Data records for software interfaces:
-*-*-

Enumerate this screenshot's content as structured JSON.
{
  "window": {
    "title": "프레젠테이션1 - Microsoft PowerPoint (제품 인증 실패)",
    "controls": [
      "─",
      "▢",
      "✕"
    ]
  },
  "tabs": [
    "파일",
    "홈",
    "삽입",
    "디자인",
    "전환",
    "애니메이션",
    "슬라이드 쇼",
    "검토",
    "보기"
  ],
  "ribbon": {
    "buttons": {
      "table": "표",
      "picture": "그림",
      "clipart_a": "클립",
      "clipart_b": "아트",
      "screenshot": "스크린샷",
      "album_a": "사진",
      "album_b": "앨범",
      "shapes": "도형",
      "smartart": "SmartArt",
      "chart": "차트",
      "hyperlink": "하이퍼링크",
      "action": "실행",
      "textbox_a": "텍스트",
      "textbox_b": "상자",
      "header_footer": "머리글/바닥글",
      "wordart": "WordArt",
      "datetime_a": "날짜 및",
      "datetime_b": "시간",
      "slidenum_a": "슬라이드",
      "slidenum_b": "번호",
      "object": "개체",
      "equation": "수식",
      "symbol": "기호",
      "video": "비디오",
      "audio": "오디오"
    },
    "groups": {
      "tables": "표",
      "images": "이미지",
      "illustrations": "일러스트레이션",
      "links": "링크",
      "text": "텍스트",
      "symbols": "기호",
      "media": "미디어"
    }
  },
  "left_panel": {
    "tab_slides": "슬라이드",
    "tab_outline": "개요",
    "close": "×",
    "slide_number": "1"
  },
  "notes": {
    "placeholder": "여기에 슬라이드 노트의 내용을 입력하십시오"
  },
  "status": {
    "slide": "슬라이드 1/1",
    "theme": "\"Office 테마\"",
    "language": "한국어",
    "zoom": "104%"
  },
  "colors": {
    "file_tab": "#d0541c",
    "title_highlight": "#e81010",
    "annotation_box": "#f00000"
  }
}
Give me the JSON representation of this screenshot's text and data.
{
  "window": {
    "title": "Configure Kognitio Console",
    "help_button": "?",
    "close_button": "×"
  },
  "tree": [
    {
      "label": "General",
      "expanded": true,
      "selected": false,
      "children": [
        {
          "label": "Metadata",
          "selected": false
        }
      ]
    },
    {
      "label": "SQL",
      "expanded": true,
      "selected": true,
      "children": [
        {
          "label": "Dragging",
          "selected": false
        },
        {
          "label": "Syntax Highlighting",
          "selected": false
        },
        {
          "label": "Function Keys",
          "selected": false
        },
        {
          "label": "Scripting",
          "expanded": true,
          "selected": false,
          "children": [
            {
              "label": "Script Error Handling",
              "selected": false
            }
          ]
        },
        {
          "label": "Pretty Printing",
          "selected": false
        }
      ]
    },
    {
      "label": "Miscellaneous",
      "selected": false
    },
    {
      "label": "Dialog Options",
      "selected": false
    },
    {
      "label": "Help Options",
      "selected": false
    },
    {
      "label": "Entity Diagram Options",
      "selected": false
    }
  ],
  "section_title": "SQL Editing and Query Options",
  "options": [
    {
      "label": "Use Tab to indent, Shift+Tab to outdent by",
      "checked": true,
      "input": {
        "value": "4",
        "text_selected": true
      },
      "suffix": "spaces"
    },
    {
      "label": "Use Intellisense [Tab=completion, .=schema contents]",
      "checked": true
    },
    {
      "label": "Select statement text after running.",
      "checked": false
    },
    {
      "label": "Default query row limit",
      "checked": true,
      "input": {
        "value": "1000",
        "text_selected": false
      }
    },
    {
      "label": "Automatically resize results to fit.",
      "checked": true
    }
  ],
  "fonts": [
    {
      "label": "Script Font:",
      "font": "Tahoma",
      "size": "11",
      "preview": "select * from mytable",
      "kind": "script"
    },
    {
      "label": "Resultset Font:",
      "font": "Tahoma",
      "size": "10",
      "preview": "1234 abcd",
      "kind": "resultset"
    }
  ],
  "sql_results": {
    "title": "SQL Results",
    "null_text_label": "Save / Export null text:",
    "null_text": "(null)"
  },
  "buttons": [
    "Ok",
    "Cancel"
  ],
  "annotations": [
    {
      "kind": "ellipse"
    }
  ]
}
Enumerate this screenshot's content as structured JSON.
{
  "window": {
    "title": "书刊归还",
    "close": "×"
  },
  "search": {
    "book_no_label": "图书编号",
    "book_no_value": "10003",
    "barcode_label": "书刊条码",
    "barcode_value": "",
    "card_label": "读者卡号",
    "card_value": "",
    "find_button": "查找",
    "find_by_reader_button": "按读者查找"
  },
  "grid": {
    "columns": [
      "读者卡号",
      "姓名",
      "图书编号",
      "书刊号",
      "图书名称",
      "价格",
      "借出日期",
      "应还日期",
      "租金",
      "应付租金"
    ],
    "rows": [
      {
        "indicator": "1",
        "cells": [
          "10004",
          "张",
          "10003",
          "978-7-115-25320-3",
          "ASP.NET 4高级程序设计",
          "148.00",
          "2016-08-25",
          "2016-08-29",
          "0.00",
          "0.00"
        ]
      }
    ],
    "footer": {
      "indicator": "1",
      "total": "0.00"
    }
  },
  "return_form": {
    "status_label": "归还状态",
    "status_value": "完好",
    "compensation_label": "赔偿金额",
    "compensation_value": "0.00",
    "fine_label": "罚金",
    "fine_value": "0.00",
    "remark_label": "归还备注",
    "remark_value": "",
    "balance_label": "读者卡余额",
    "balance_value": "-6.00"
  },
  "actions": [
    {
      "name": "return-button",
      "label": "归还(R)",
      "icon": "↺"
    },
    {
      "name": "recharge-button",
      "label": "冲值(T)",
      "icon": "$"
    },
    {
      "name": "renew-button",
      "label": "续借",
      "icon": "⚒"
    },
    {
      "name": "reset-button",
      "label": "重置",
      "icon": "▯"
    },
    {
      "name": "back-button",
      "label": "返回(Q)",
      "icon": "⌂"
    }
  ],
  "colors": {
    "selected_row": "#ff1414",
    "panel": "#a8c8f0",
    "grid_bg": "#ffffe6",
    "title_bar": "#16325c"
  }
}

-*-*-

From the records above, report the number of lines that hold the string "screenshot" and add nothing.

4